# Input
§ §

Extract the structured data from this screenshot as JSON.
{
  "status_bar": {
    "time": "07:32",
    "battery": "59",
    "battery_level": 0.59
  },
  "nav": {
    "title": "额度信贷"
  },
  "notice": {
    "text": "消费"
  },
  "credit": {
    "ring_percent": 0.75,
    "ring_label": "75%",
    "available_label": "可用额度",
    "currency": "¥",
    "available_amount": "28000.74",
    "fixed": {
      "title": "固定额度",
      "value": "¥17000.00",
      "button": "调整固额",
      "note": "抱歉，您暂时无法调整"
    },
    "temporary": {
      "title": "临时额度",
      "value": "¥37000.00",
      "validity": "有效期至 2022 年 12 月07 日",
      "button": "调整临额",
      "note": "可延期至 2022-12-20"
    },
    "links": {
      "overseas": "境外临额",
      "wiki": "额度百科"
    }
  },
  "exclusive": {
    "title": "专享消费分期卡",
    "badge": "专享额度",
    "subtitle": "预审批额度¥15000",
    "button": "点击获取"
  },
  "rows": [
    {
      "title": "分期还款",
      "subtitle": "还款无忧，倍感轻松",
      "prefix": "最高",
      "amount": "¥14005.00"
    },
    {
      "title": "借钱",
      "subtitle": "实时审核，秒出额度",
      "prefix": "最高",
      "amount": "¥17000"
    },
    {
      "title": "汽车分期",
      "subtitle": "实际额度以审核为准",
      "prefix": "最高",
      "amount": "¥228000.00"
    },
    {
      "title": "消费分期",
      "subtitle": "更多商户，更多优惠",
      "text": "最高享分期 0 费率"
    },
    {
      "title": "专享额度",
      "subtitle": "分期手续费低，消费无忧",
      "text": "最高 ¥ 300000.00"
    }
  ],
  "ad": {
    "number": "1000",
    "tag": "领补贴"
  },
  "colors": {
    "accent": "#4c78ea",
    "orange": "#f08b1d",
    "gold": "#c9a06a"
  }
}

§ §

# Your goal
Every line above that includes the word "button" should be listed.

# Completed exercise
      "button": "调整固额",
      "button": "调整临额",
    "button": "点击获取"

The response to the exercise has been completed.